Opinion Column

A soup stock recipe like Grandma would make

Don Houston of Hearty Fare

By Don Houston

Don Houston

Don Houston

Making stock for soup and making bone broth are both in vogue.

The difference is in how long the broth is simmered. Bone broth is usually made from beef bones and they are simmered 36 hours or more until the bones are soft.

The idea is to dissolve all the nutrients from the bones including calcium and use it as medicinal beverage. Soup stock is made for flavour in soups and stews and only simmers 6 to 8 hours. It is also a very enjoyable beverage on a cold day. It seems to warm you to the core better than tea or coffee.

There are many recipes for stock using chicken feet alone and there are recipes for making chicken stock from the carcass with vegetables. I have combined the recipes into one. The chicken feet are very gelatinous and add the satin smoothness to the stock. We can hark back to the day when Grandma had a large stock pot sitting on the back corner of the woodstove simmering away all day. Now we have a couple of appliances that Grandma did not have that allows us to do almost the same thing.

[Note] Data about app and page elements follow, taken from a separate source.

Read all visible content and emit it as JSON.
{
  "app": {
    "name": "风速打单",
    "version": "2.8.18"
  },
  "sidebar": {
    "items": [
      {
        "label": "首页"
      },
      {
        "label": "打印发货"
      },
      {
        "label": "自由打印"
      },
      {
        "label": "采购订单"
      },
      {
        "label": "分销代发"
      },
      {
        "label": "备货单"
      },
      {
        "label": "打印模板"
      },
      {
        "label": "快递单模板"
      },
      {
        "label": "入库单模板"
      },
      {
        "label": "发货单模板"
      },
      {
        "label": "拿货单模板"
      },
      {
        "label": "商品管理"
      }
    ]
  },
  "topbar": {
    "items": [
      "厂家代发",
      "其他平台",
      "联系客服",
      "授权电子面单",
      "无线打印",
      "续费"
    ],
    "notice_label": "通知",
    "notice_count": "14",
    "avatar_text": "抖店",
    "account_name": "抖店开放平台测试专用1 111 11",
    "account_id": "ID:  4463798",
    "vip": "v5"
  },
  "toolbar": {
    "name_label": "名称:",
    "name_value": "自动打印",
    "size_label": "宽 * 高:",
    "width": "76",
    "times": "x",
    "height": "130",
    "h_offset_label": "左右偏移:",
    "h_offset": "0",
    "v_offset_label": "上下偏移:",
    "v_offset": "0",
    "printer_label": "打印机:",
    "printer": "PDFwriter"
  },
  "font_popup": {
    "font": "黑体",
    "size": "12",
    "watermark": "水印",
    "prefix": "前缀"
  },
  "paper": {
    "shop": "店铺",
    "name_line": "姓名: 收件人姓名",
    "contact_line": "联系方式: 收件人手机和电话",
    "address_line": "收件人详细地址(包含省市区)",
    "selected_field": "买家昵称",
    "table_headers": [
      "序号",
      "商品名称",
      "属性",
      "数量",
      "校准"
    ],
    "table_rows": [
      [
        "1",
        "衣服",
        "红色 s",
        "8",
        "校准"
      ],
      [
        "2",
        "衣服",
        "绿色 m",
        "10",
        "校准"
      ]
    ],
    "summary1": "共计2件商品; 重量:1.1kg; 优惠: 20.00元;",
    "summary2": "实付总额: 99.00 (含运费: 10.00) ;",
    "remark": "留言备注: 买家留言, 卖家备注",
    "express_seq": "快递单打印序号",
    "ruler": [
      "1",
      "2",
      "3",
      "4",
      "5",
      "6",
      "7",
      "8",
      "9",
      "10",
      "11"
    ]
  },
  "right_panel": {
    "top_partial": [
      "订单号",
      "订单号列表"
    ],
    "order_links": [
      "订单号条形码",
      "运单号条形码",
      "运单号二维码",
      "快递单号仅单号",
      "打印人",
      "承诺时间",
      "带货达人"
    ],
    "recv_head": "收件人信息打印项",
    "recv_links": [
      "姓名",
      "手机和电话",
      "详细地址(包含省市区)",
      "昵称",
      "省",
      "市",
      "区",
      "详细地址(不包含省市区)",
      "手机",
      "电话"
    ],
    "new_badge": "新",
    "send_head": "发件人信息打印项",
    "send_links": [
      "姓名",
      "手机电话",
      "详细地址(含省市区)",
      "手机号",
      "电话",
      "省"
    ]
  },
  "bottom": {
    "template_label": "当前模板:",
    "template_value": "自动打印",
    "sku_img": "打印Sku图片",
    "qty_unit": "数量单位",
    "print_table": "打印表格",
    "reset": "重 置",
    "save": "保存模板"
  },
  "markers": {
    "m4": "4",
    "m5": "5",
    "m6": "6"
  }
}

First is the slow cooker; you can turn it on and forget it or put a timed shut off on it.

Next is a freezer; so when you have trimmings that Grandma would have added to the stock you simply put them in a suitable container in the freezer—large zip lock bag?. So, you just keep adding to the bag until stock day and you empty it in the slow cooker or stock pot with your bones etc.

Voila, Grandma’s chicken stock feet and all!



(for soup)


2 Lbs Chicken feet

1 Uncooked chicken carcass (with neck)

2 Med. Cooking onions, quartered

2 Celery stalks, cut into 2” pieces

2 Carrots cut into 2” pieces

2-3 cloves garlic, peeled & chopped

Trimmings as available

Salt & pepper, herbs & spices to taste.

White wine to deglaze pan


Put a large pot of salted water on to boil; blanch the chicken feet 3-4 minutes; then cool. Some say to remove the claw as it allows more of the gelatinous liquid out. The alternate technique is to make some small slits through the skin. Set the feet aside while you prepare the carcass. Break the carcass into pieces and place the pieces and the vegetables into a shallow roasting pan. Season with salt & pepper and add spices & herbs of your choice. Keep in mind this is a basic stock so you don’t need to go overboard with spices. Roast bones for 35 to 40 minutes in a preheated 375 F oven until the vegetables show a little char and the meat on the bones is browned. Deglaze the pan with a cup of wine; then add wine, bones, vegetables and chicken feet to slow cooker, stockpot or roasting pan depending on how you plan to simmer the stock. Cover bones etc. with spring water—approx. 4 litres.

Simmer stock 5-6 hours skimming any froth that comes to the top.

Next remove from heat and lift out large pieces of bone, feet & vegetables with a slotted spoon; then strain stock through a fine sieve or cheesecloth.

Finally return stock to a stove top pot and taste for strength and seasonings. If stock is weak in flavour, reduce until you have the desired taste you want. The stock will keep in the refrigerator for about 5 days or you can freeze it for later use.

If you need any information on Free Run Chickens, Black Angus Beef, Mennonite Sausage/bacon/pork/poultry, local Ontario Lamb, Home-made and Naturally raised or grown products, recipes you would like to see, or food items you can’t locate, visit our Farm Market 3232 Burnham St. N. Camborne. Open Wed to Sunday(see ad in Thursday’s Northumberland Today classified section) or e-mail me at houstonbakery@airnet.ca Visit the web @www.houstonsnaturalmeats.ca.